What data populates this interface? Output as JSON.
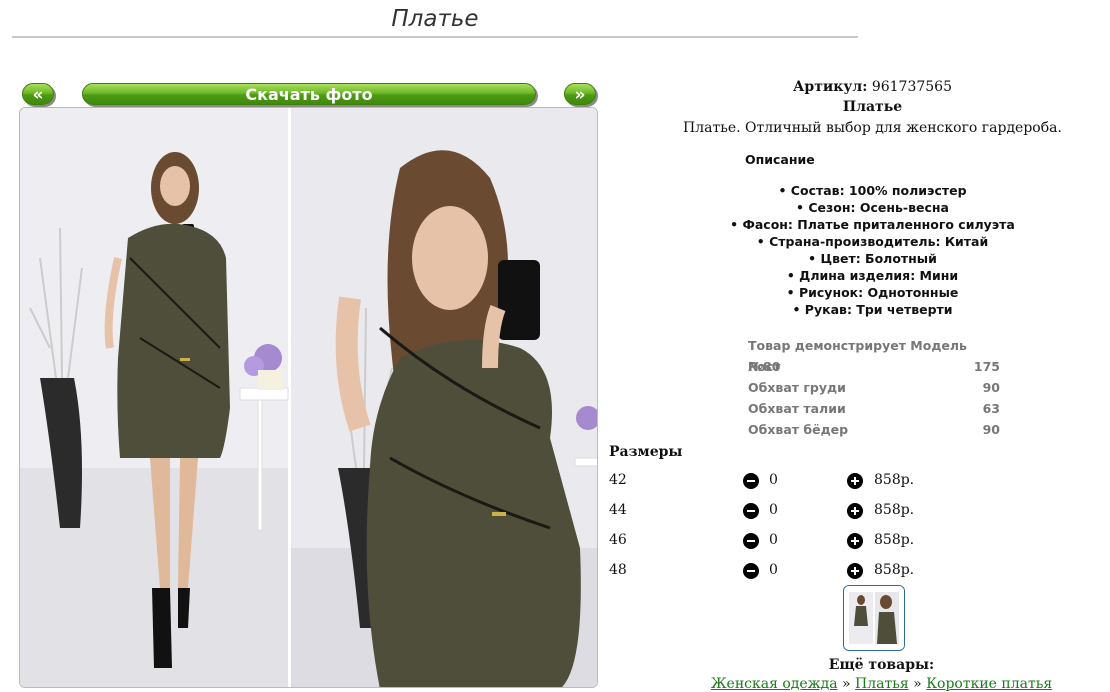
{
  "page": {
    "title": "Платье"
  },
  "gallery": {
    "prev_label": "«",
    "download_label": "Скачать фото",
    "next_label": "»"
  },
  "product": {
    "sku_label": "Артикул:",
    "sku_value": "961737565",
    "name": "Платье",
    "description": "Платье. Отличный выбор для женского гардероба.",
    "desc_heading": "Описание",
    "specs": [
      "• Состав: 100% полиэстер",
      "• Сезон: Осень-весна",
      "• Фасон: Платье приталенного силуэта",
      "• Страна-производитель: Китай",
      "• Цвет: Болотный",
      "• Длина изделия: Мини",
      "• Рисунок: Однотонные",
      "• Рукав: Три четверти"
    ]
  },
  "model": {
    "heading": "Товар демонстрирует Модель №80",
    "rows": [
      {
        "label": "Рост",
        "value": "175"
      },
      {
        "label": "Обхват груди",
        "value": "90"
      },
      {
        "label": "Обхват талии",
        "value": "63"
      },
      {
        "label": "Обхват бёдер",
        "value": "90"
      }
    ]
  },
  "sizes": {
    "heading": "Размеры",
    "rows": [
      {
        "size": "42",
        "qty": "0",
        "price": "858р."
      },
      {
        "size": "44",
        "qty": "0",
        "price": "858р."
      },
      {
        "size": "46",
        "qty": "0",
        "price": "858р."
      },
      {
        "size": "48",
        "qty": "0",
        "price": "858р."
      }
    ]
  },
  "more": {
    "heading": "Ещё товары:",
    "crumbs": [
      "Женская одежда",
      "Платья",
      "Короткие платья"
    ],
    "separator": "»"
  },
  "colors": {
    "dress": "#4f4e3a",
    "button_green": "#5aa51c",
    "link_green": "#1a7a1a"
  }
}
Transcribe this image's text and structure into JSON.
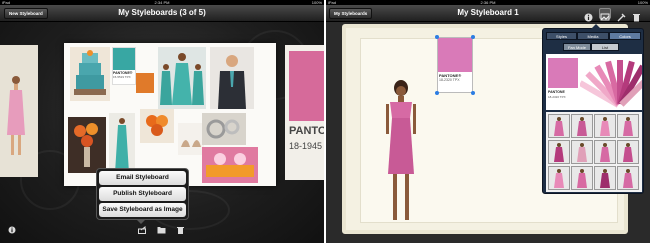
{
  "left": {
    "status": {
      "carrier": "iPad",
      "time": "2:34 PM",
      "battery": "100%"
    },
    "nav": {
      "back_label": "New Styleboard",
      "title": "My Styleboards (3 of 5)"
    },
    "card": {
      "pantone_brand": "PANTONE®",
      "pantone_code": "18-1945"
    },
    "collage": {
      "pantone_brand": "PANTONE®",
      "pantone_code": "15-5519 TPX"
    },
    "popover": {
      "email_label": "Email Styleboard",
      "publish_label": "Publish Styleboard",
      "save_label": "Save Styleboard as Image"
    }
  },
  "right": {
    "status": {
      "carrier": "iPad",
      "time": "2:36 PM",
      "battery": "100%"
    },
    "nav": {
      "back_label": "My Styleboards",
      "title": "My Styleboard 1"
    },
    "swatch": {
      "pantone_brand": "PANTONE®",
      "pantone_code": "18-2320 TPX"
    },
    "panel": {
      "tabs": [
        "Styles",
        "Media",
        "Colors"
      ],
      "subtabs": [
        "Fan Mode",
        "List"
      ],
      "active_tab": "Colors",
      "active_subtab": "Fan Mode",
      "preview": {
        "pantone_brand": "PANTONE",
        "pantone_code": "18-2320 TPX"
      }
    }
  },
  "colors": {
    "accent_pink": "#d97ab8",
    "teal": "#38a7a3",
    "orange": "#e07a2a"
  }
}
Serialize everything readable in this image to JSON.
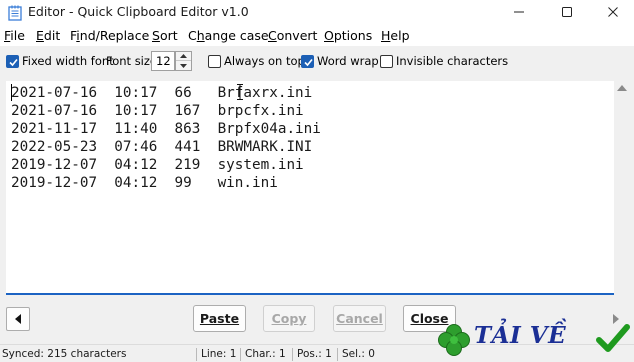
{
  "window": {
    "title": "Editor - Quick Clipboard Editor v1.0"
  },
  "menu": [
    {
      "pre": "",
      "ul": "F",
      "post": "ile"
    },
    {
      "pre": "",
      "ul": "E",
      "post": "dit"
    },
    {
      "pre": "F",
      "ul": "i",
      "post": "nd/Replace"
    },
    {
      "pre": "",
      "ul": "S",
      "post": "ort"
    },
    {
      "pre": "C",
      "ul": "h",
      "post": "ange case"
    },
    {
      "pre": "",
      "ul": "C",
      "post": "onvert"
    },
    {
      "pre": "",
      "ul": "O",
      "post": "ptions"
    },
    {
      "pre": "",
      "ul": "H",
      "post": "elp"
    }
  ],
  "toolbar": {
    "fixed_width_font": {
      "label": "Fixed width font",
      "checked": true
    },
    "font_size_label": "Font size",
    "font_size_value": "12",
    "always_on_top": {
      "label": "Always on top",
      "checked": false
    },
    "word_wrap": {
      "label": "Word wrap",
      "checked": true
    },
    "invisible_characters": {
      "label": "Invisible characters",
      "checked": false
    }
  },
  "editor": {
    "lines": [
      "2021-07-16  10:17  66   Brfaxrx.ini",
      "2021-07-16  10:17  167  brpcfx.ini",
      "2021-11-17  11:40  863  Brpfx04a.ini",
      "2022-05-23  07:46  441  BRWMARK.INI",
      "2019-12-07  04:12  219  system.ini",
      "2019-12-07  04:12  99   win.ini"
    ]
  },
  "buttons": {
    "paste": "Paste",
    "copy": "Copy",
    "cancel": "Cancel",
    "close": "Close"
  },
  "status": {
    "synced": "Synced: 215 characters",
    "line": "Line: 1",
    "char": "Char.: 1",
    "pos": "Pos.: 1",
    "sel": "Sel.: 0"
  },
  "watermark": {
    "text": "TẢI VỀ"
  },
  "colors": {
    "accent": "#1c63c3",
    "checkbox_on": "#1c5fb5",
    "watermark_text": "#1b2f95",
    "clover": "#2e9e2e",
    "checkmark": "#1f9a1f"
  }
}
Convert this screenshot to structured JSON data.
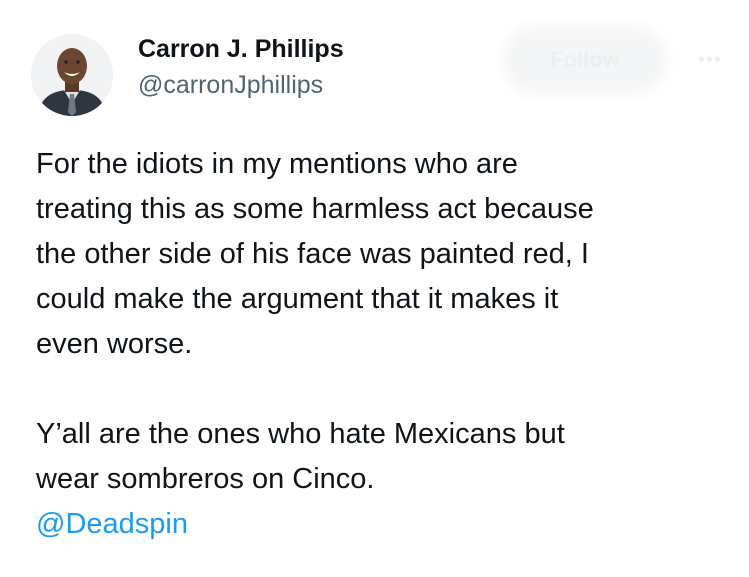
{
  "tweet": {
    "author": {
      "display_name": "Carron J. Phillips",
      "handle": "@carronJphillips"
    },
    "follow_label": "Follow",
    "more_icon": "more-horizontal-icon",
    "paragraphs": [
      "For the idiots in my mentions who are\ntreating this as some harmless act because\nthe other side of his face was painted red, I\ncould make the argument that it makes it\neven worse.",
      "Y’all are the ones who hate Mexicans but\nwear sombreros on Cinco."
    ],
    "mention": "@Deadspin"
  },
  "colors": {
    "text": "#0f1419",
    "secondary": "#536471",
    "link": "#1d9bf0"
  }
}
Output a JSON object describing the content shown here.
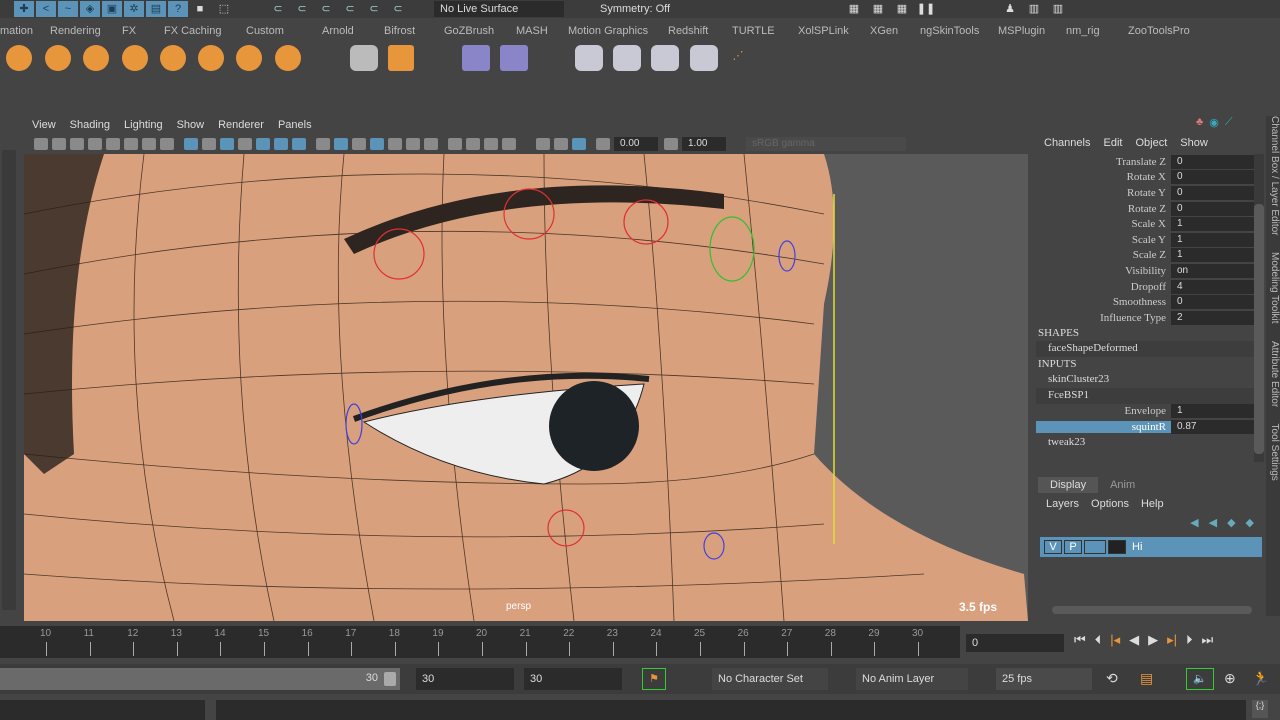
{
  "status_line": {
    "live_surface": "No Live Surface",
    "symmetry": "Symmetry: Off"
  },
  "shelf_tabs": [
    "mation",
    "Rendering",
    "FX",
    "FX Caching",
    "Custom",
    "Arnold",
    "Bifrost",
    "GoZBrush",
    "MASH",
    "Motion Graphics",
    "Redshift",
    "TURTLE",
    "XolSPLink",
    "XGen",
    "ngSkinTools",
    "MSPlugin",
    "nm_rig",
    "ZooToolsPro"
  ],
  "viewport": {
    "menu": [
      "View",
      "Shading",
      "Lighting",
      "Show",
      "Renderer",
      "Panels"
    ],
    "exposure": "0.00",
    "gamma": "1.00",
    "color_space": "sRGB gamma",
    "camera_label": "persp",
    "fps_readout": "3.5 fps"
  },
  "channel_box": {
    "menu": [
      "Channels",
      "Edit",
      "Object",
      "Show"
    ],
    "side_tabs": [
      "Channel Box / Layer Editor",
      "Modeling Toolkit",
      "Attribute Editor",
      "Tool Settings"
    ],
    "channels": [
      {
        "label": "Translate Z",
        "value": "0"
      },
      {
        "label": "Rotate X",
        "value": "0"
      },
      {
        "label": "Rotate Y",
        "value": "0"
      },
      {
        "label": "Rotate Z",
        "value": "0"
      },
      {
        "label": "Scale X",
        "value": "1"
      },
      {
        "label": "Scale Y",
        "value": "1"
      },
      {
        "label": "Scale Z",
        "value": "1"
      },
      {
        "label": "Visibility",
        "value": "on"
      },
      {
        "label": "Dropoff",
        "value": "4"
      },
      {
        "label": "Smoothness",
        "value": "0"
      },
      {
        "label": "Influence Type",
        "value": "2"
      }
    ],
    "shapes_header": "SHAPES",
    "shape_node": "faceShapeDeformed",
    "inputs_header": "INPUTS",
    "input_nodes": [
      "skinCluster23",
      "FceBSP1"
    ],
    "input_channels": [
      {
        "label": "Envelope",
        "value": "1"
      },
      {
        "label": "squintR",
        "value": "0.87"
      }
    ],
    "last_node": "tweak23"
  },
  "layer_editor": {
    "tabs": [
      "Display",
      "Anim"
    ],
    "menu": [
      "Layers",
      "Options",
      "Help"
    ],
    "layer": {
      "v": "V",
      "p": "P",
      "name": "Hi"
    }
  },
  "timeline": {
    "ticks": [
      "10",
      "11",
      "12",
      "13",
      "14",
      "15",
      "16",
      "17",
      "18",
      "19",
      "20",
      "21",
      "22",
      "23",
      "24",
      "25",
      "26",
      "27",
      "28",
      "29",
      "30"
    ],
    "current_frame": "0"
  },
  "range": {
    "end_slider": "30",
    "playback_end": "30",
    "anim_end": "30",
    "character_set": "No Character Set",
    "anim_layer": "No Anim Layer",
    "fps": "25 fps"
  },
  "colors": {
    "accent": "#5b94b8",
    "skin": "#d9a07e",
    "panel": "#444444"
  }
}
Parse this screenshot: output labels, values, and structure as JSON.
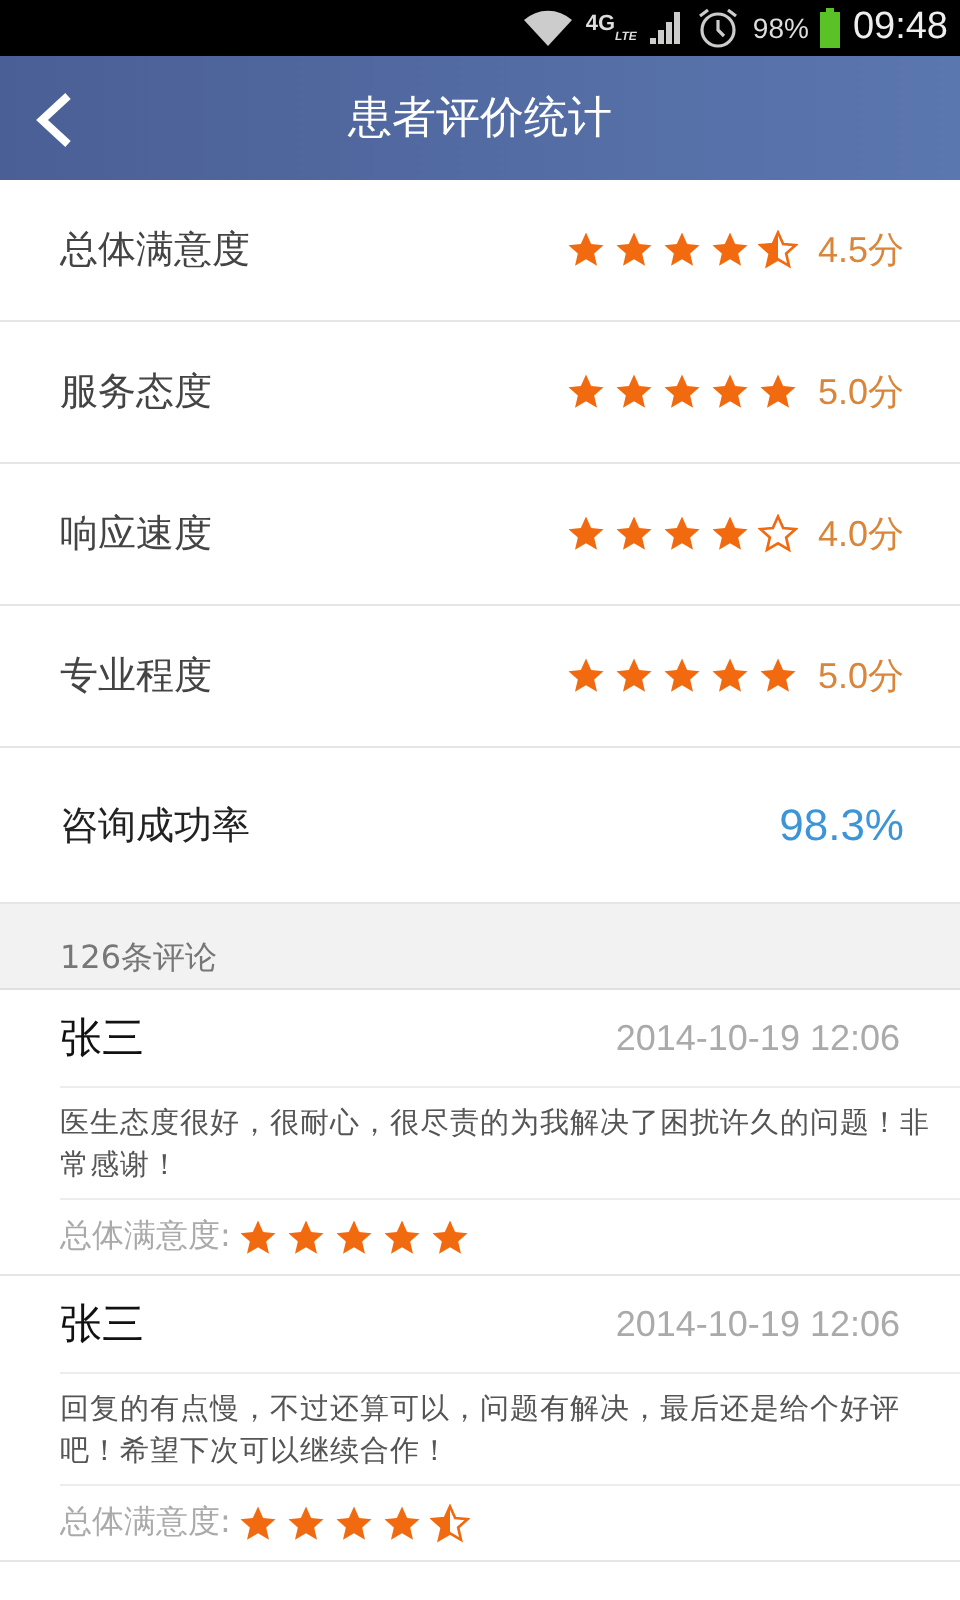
{
  "status_bar": {
    "network": "4G",
    "network_sub": "LTE",
    "battery": "98%",
    "time": "09:48"
  },
  "header": {
    "title": "患者评价统计"
  },
  "ratings": [
    {
      "label": "总体满意度",
      "stars": 4.5,
      "score": "4.5分"
    },
    {
      "label": "服务态度",
      "stars": 5,
      "score": "5.0分"
    },
    {
      "label": "响应速度",
      "stars": 4,
      "score": "4.0分"
    },
    {
      "label": "专业程度",
      "stars": 5,
      "score": "5.0分"
    }
  ],
  "success_rate": {
    "label": "咨询成功率",
    "value": "98.3%"
  },
  "reviews_header": "126条评论",
  "reviews": [
    {
      "name": "张三",
      "time": "2014-10-19 12:06",
      "comment": "医生态度很好，很耐心，很尽责的为我解决了困扰许久的问题！非常感谢！",
      "rating_label": "总体满意度:",
      "stars": 5
    },
    {
      "name": "张三",
      "time": "2014-10-19 12:06",
      "comment": "回复的有点慢，不过还算可以，问题有解决，最后还是给个好评吧！希望下次可以继续合作！",
      "rating_label": "总体满意度:",
      "stars": 4.5
    }
  ]
}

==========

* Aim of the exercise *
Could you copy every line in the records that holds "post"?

* Answer section *
      "post": "ile"
      "post": "dit"
      "post": "nd/Replace"
      "post": "ort"
      "post": "ange case"
      "post": "onvert"
      "post": "ptions"
      "post": "elp"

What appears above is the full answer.